Record set:
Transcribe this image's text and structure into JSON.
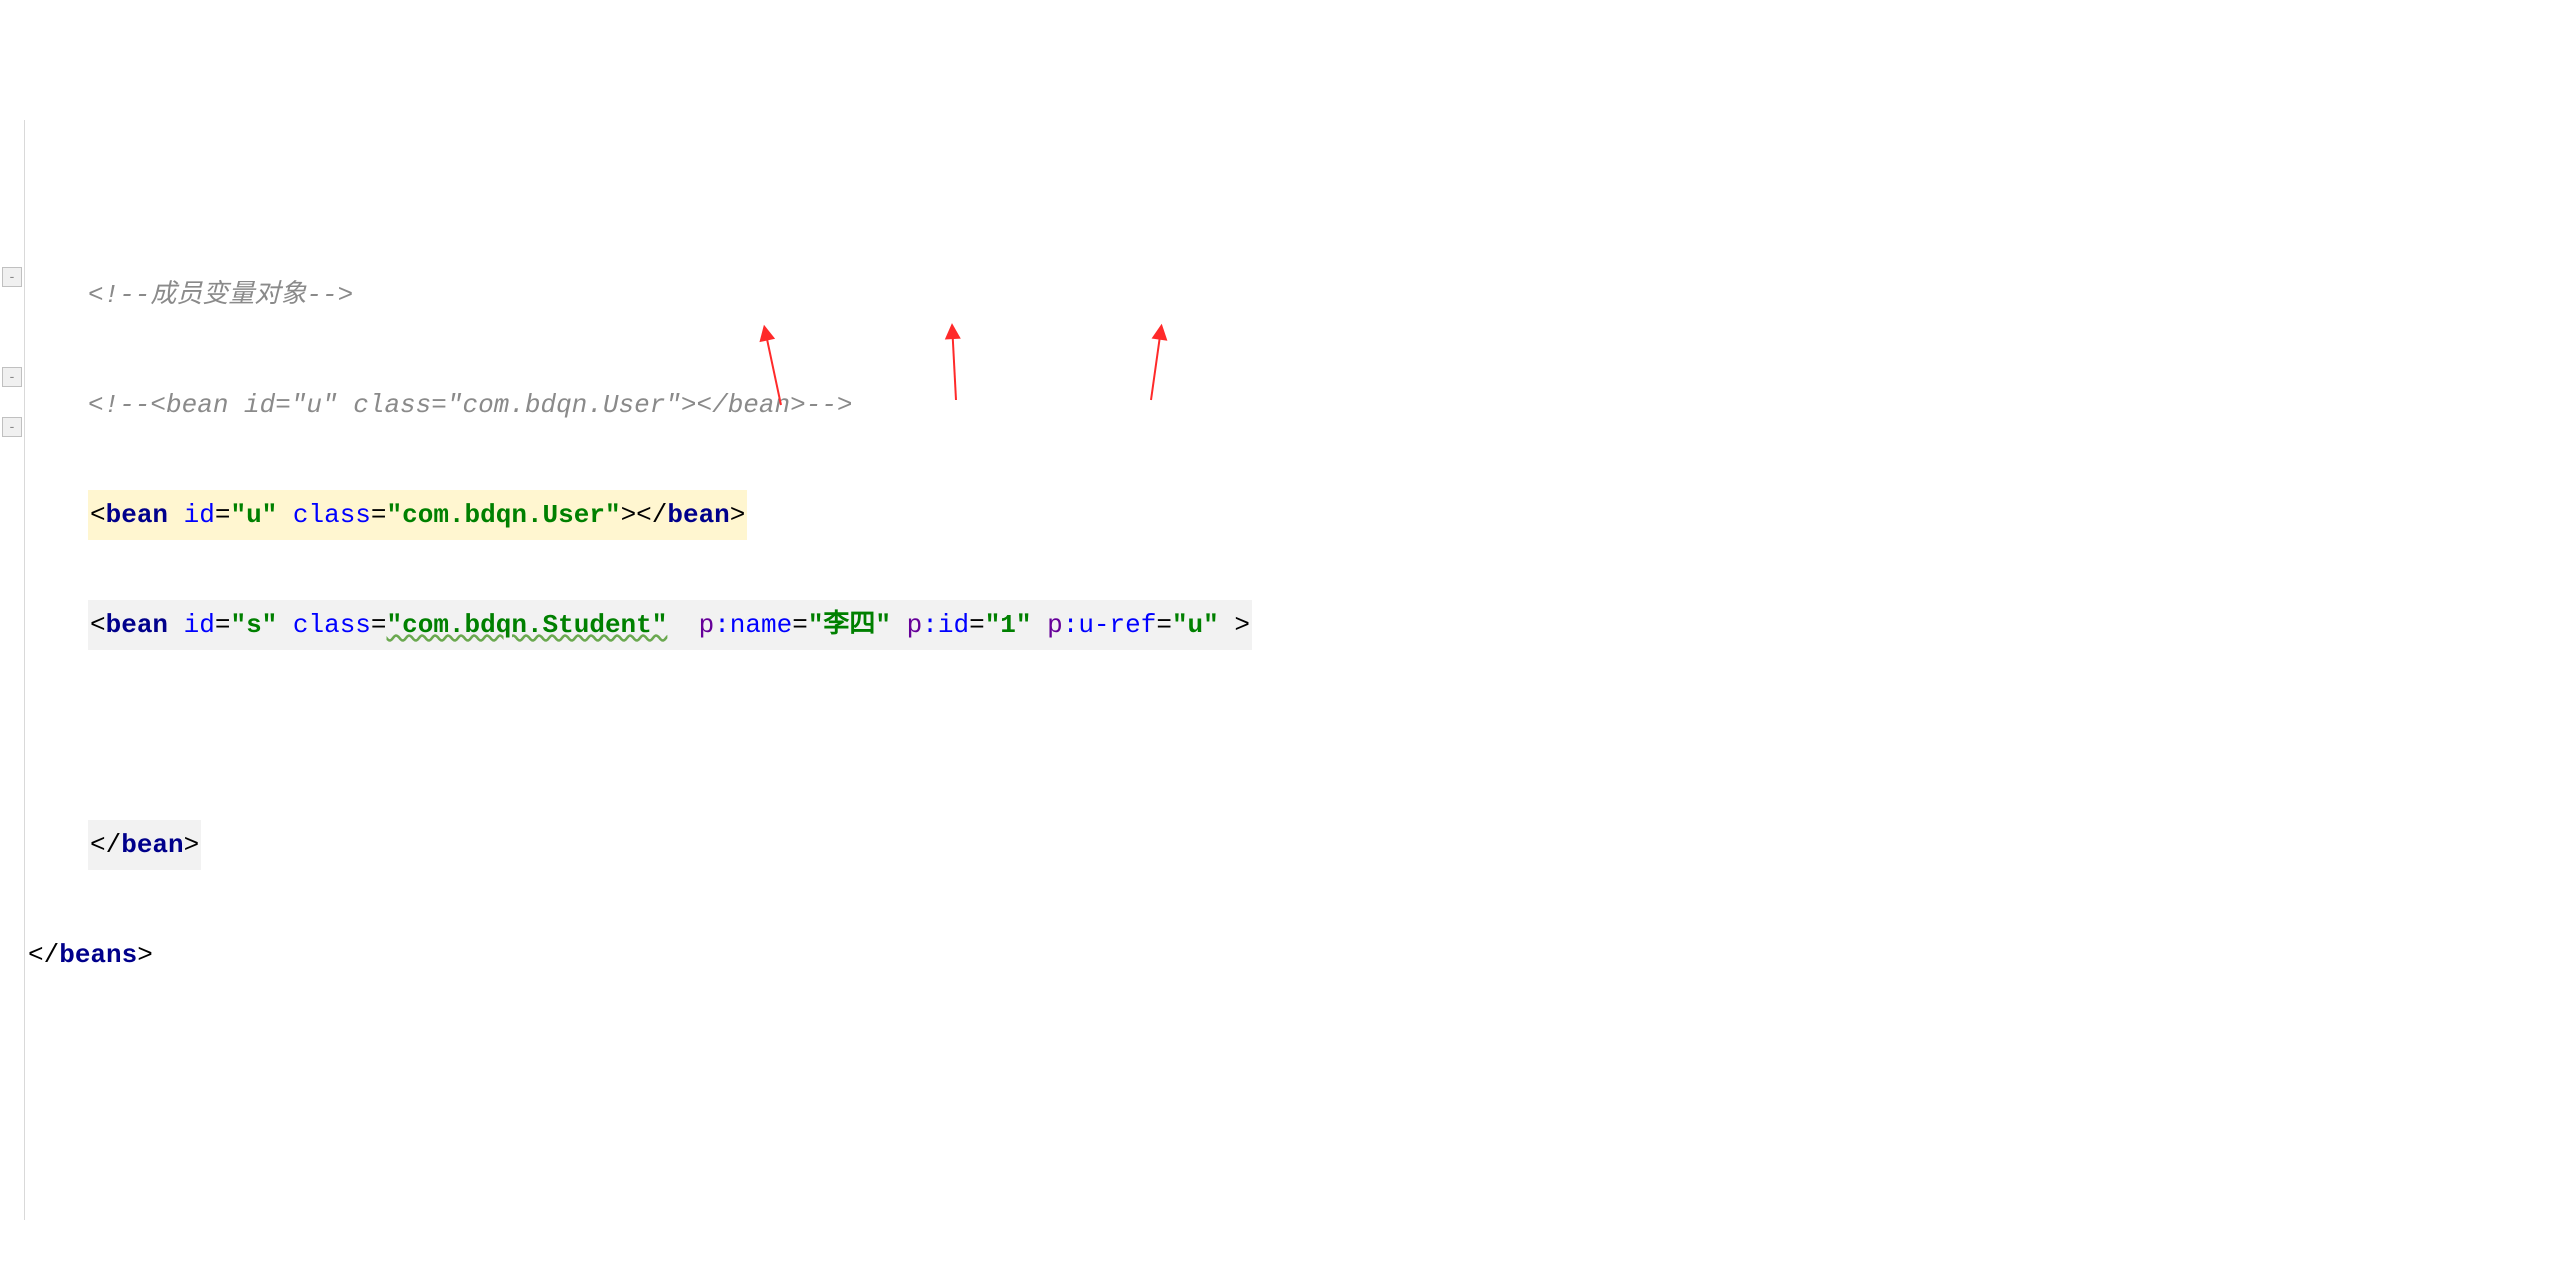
{
  "lines": {
    "l1": {
      "comment_full": "<!--成员变量对象-->"
    },
    "l2": {
      "comment_full": "<!--<bean id=\"u\" class=\"com.bdqn.User\"></bean>-->"
    },
    "l3": {
      "open_brk": "<",
      "tag": "bean",
      "attr_id": "id",
      "val_id": "\"u\"",
      "attr_class": "class",
      "val_class": "\"com.bdqn.User\"",
      "mid_brk": "></",
      "close_tag": "bean",
      "close_brk": ">"
    },
    "l4": {
      "open_brk": "<",
      "tag": "bean",
      "attr_id": "id",
      "val_id": "\"s\"",
      "attr_class": "class",
      "val_class": "\"com.bdqn.Student\"",
      "ns_p1": "p",
      "attr_name": ":name",
      "val_name": "\"李四\"",
      "ns_p2": "p",
      "attr_id2": ":id",
      "val_id2": "\"1\"",
      "ns_p3": "p",
      "attr_uref": ":u-ref",
      "val_uref": "\"u\"",
      "end_brk": " >"
    },
    "l6": {
      "open_brk": "</",
      "tag": "bean",
      "close_brk": ">"
    },
    "l7": {
      "open_brk": "</",
      "tag": "beans",
      "close_brk": ">"
    }
  }
}
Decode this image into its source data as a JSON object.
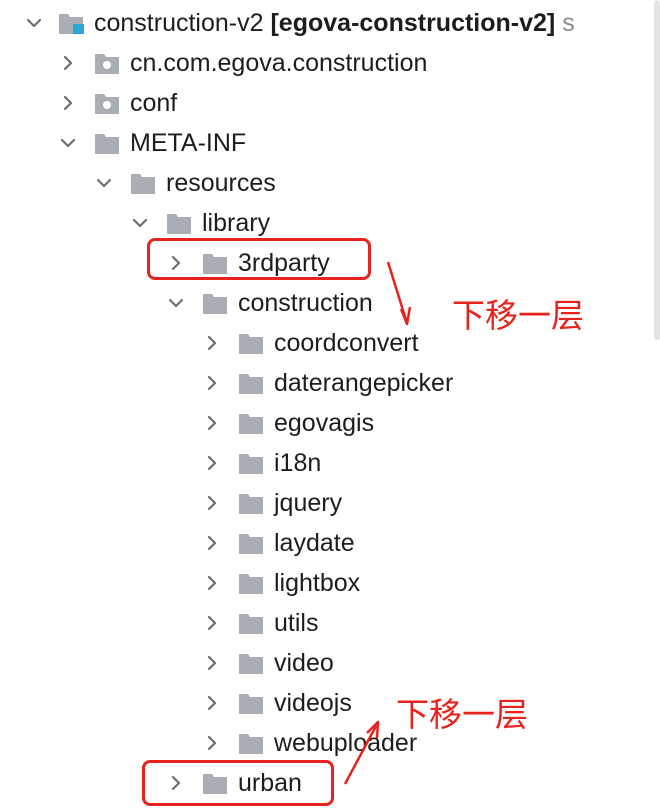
{
  "project": {
    "name": "construction-v2",
    "module_label": "[egova-construction-v2]",
    "trailing": "s"
  },
  "tree": {
    "packages": [
      "cn.com.egova.construction",
      "conf"
    ],
    "meta_inf": "META-INF",
    "resources": "resources",
    "library": "library",
    "library_children": [
      "3rdparty",
      "construction"
    ],
    "construction_children": [
      "coordconvert",
      "daterangepicker",
      "egovagis",
      "i18n",
      "jquery",
      "laydate",
      "lightbox",
      "utils",
      "video",
      "videojs",
      "webuploader"
    ],
    "urban": "urban"
  },
  "annotations": {
    "note_top": "下移一层",
    "note_bottom": "下移一层",
    "highlight_color": "#e8221c"
  },
  "icons": {
    "expanded": "chevron-down-icon",
    "collapsed": "chevron-right-icon",
    "folder": "folder-icon",
    "package": "package-icon",
    "module": "module-icon"
  }
}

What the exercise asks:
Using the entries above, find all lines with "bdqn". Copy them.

The completed task:
      "comment_full": "<!--<bean id=\"u\" class=\"com.bdqn.User\"></bean>-->"
      "val_class": "\"com.bdqn.User\"",
      "val_class": "\"com.bdqn.Student\"",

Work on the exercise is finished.